» **What this task involves**
Leaving out the images, reproduce every line of the data that follows exactly.

» **Material for the task**
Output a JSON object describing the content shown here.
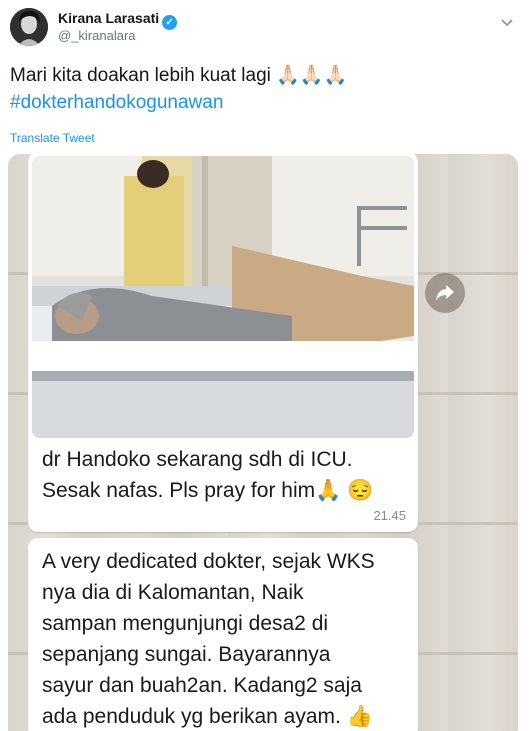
{
  "tweet": {
    "display_name": "Kirana Larasati",
    "handle": "@_kiranalara",
    "text": "Mari kita doakan lebih kuat lagi 🙏🏻🙏🏻🙏🏻",
    "hashtag": "#dokterhandokogunawan",
    "translate_label": "Translate Tweet",
    "verified_mark": "✓"
  },
  "chat": {
    "message1": {
      "line1": "dr Handoko sekarang sdh di ICU.",
      "line2": "Sesak nafas. Pls pray for him🙏 😔",
      "time": "21.45"
    },
    "message2": {
      "lines": [
        "A very dedicated dokter, sejak WKS",
        "nya dia di Kalomantan, Naik",
        "sampan mengunjungi desa2 di",
        "sepanjang sungai. Bayarannya",
        "sayur dan buah2an. Kadang2 saja",
        "ada penduduk yg berikan ayam. 👍",
        "🙏🙏"
      ]
    }
  },
  "colors": {
    "link": "#1b95e0",
    "verified": "#1da1f2",
    "text": "#14171a",
    "muted": "#657786"
  },
  "icons": [
    "verified-badge-icon",
    "chevron-down-icon",
    "share-forward-icon"
  ]
}
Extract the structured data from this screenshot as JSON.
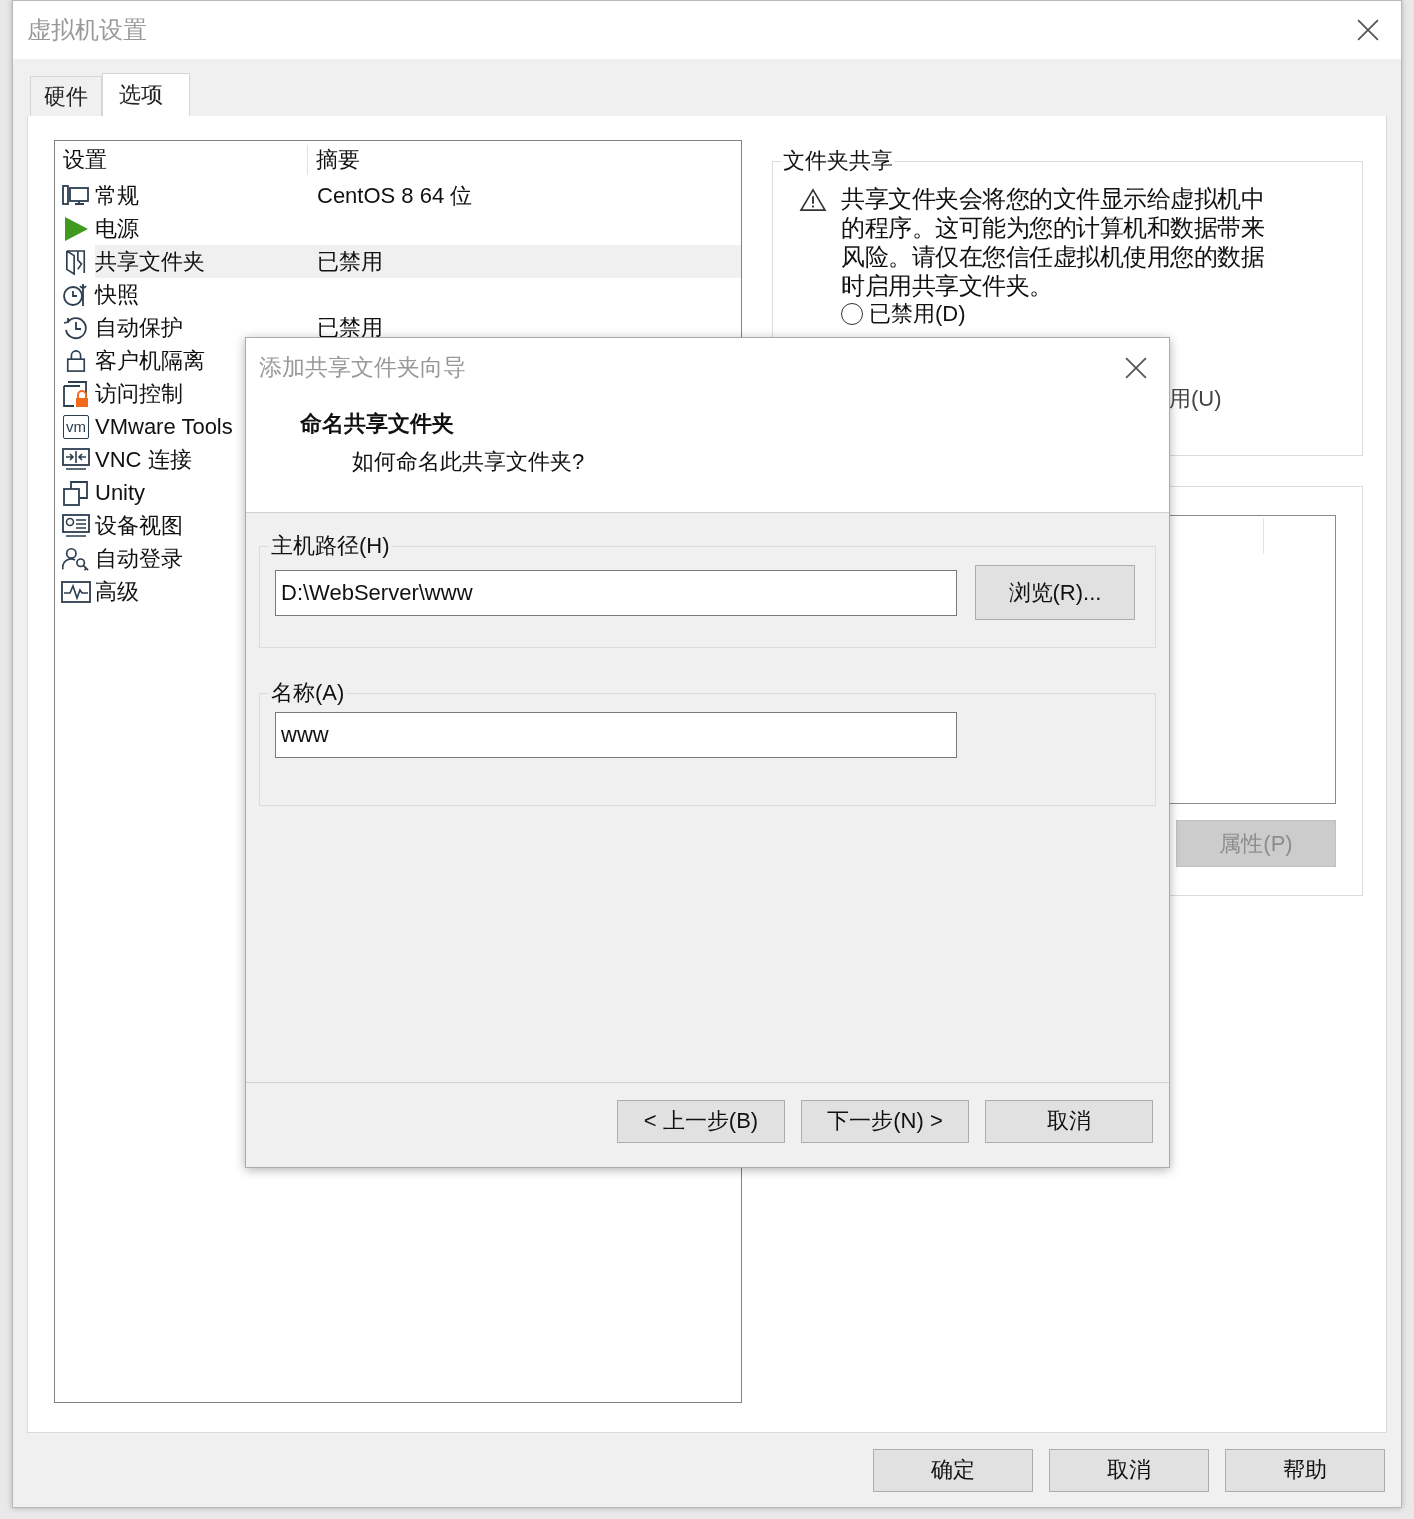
{
  "window": {
    "title": "虚拟机设置"
  },
  "tabs": [
    {
      "label": "硬件",
      "selected": false
    },
    {
      "label": "选项",
      "selected": true
    }
  ],
  "settings_list": {
    "columns": [
      "设置",
      "摘要"
    ],
    "rows": [
      {
        "name": "常规",
        "summary": "CentOS 8 64 位",
        "selected": false
      },
      {
        "name": "电源",
        "selected": false
      },
      {
        "name": "共享文件夹",
        "summary": "已禁用",
        "selected": true
      },
      {
        "name": "快照",
        "selected": false
      },
      {
        "name": "自动保护",
        "summary": "已禁用",
        "selected": false
      },
      {
        "name": "客户机隔离",
        "selected": false
      },
      {
        "name": "访问控制",
        "selected": false
      },
      {
        "name": "VMware Tools",
        "logo": "vm",
        "selected": false
      },
      {
        "name": "VNC 连接",
        "selected": false
      },
      {
        "name": "Unity",
        "selected": false
      },
      {
        "name": "设备视图",
        "selected": false
      },
      {
        "name": "自动登录",
        "selected": false
      },
      {
        "name": "高级",
        "selected": false
      }
    ]
  },
  "folder_sharing": {
    "title": "文件夹共享",
    "warning": "共享文件夹会将您的文件显示给虚拟机中的程序。这可能为您的计算机和数据带来风险。请仅在您信任虚拟机使用您的数据时启用共享文件夹。",
    "radio": {
      "label": "已禁用(D)",
      "selected": false
    },
    "partial_option": "用(U)"
  },
  "folders": {
    "properties_button": {
      "label": "属性(P)",
      "disabled": true
    }
  },
  "buttons": [
    "确定",
    "取消",
    "帮助"
  ],
  "wizard": {
    "title": "添加共享文件夹向导",
    "heading": "命名共享文件夹",
    "subheading": "如何命名此共享文件夹?",
    "host_path": {
      "label": "主机路径(H)",
      "value": "D:\\WebServer\\www",
      "browse": "浏览(R)..."
    },
    "name": {
      "label": "名称(A)",
      "value": "www"
    },
    "buttons": [
      "< 上一步(B)",
      "下一步(N) >",
      "取消"
    ]
  }
}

» **Exercise response**
Output a JSON object describing the content shown here.
{
  "tweet": {
    "display_name": "Kirana Larasati",
    "handle": "@_kiranalara",
    "text": "Mari kita doakan lebih kuat lagi 🙏🏻🙏🏻🙏🏻",
    "hashtag": "#dokterhandokogunawan",
    "translate_label": "Translate Tweet",
    "verified_mark": "✓"
  },
  "chat": {
    "message1": {
      "line1": "dr Handoko sekarang sdh di ICU.",
      "line2": "Sesak nafas. Pls pray for him🙏 😔",
      "time": "21.45"
    },
    "message2": {
      "lines": [
        "A very dedicated dokter, sejak WKS",
        "nya dia di Kalomantan, Naik",
        "sampan mengunjungi desa2 di",
        "sepanjang sungai. Bayarannya",
        "sayur dan buah2an. Kadang2 saja",
        "ada penduduk yg berikan ayam. 👍",
        "🙏🙏"
      ]
    }
  },
  "colors": {
    "link": "#1b95e0",
    "verified": "#1da1f2",
    "text": "#14171a",
    "muted": "#657786"
  },
  "icons": [
    "verified-badge-icon",
    "chevron-down-icon",
    "share-forward-icon"
  ]
}
Extract the structured data from this screenshot as JSON.
{
  "window": {
    "title": "虚拟机设置"
  },
  "tabs": [
    {
      "label": "硬件",
      "selected": false
    },
    {
      "label": "选项",
      "selected": true
    }
  ],
  "settings_list": {
    "columns": [
      "设置",
      "摘要"
    ],
    "rows": [
      {
        "name": "常规",
        "summary": "CentOS 8 64 位",
        "selected": false
      },
      {
        "name": "电源",
        "selected": false
      },
      {
        "name": "共享文件夹",
        "summary": "已禁用",
        "selected": true
      },
      {
        "name": "快照",
        "selected": false
      },
      {
        "name": "自动保护",
        "summary": "已禁用",
        "selected": false
      },
      {
        "name": "客户机隔离",
        "selected": false
      },
      {
        "name": "访问控制",
        "selected": false
      },
      {
        "name": "VMware Tools",
        "logo": "vm",
        "selected": false
      },
      {
        "name": "VNC 连接",
        "selected": false
      },
      {
        "name": "Unity",
        "selected": false
      },
      {
        "name": "设备视图",
        "selected": false
      },
      {
        "name": "自动登录",
        "selected": false
      },
      {
        "name": "高级",
        "selected": false
      }
    ]
  },
  "folder_sharing": {
    "title": "文件夹共享",
    "warning": "共享文件夹会将您的文件显示给虚拟机中的程序。这可能为您的计算机和数据带来风险。请仅在您信任虚拟机使用您的数据时启用共享文件夹。",
    "radio": {
      "label": "已禁用(D)",
      "selected": false
    },
    "partial_option": "用(U)"
  },
  "folders": {
    "properties_button": {
      "label": "属性(P)",
      "disabled": true
    }
  },
  "buttons": [
    "确定",
    "取消",
    "帮助"
  ],
  "wizard": {
    "title": "添加共享文件夹向导",
    "heading": "命名共享文件夹",
    "subheading": "如何命名此共享文件夹?",
    "host_path": {
      "label": "主机路径(H)",
      "value": "D:\\WebServer\\www",
      "browse": "浏览(R)..."
    },
    "name": {
      "label": "名称(A)",
      "value": "www"
    },
    "buttons": [
      "< 上一步(B)",
      "下一步(N) >",
      "取消"
    ]
  }
}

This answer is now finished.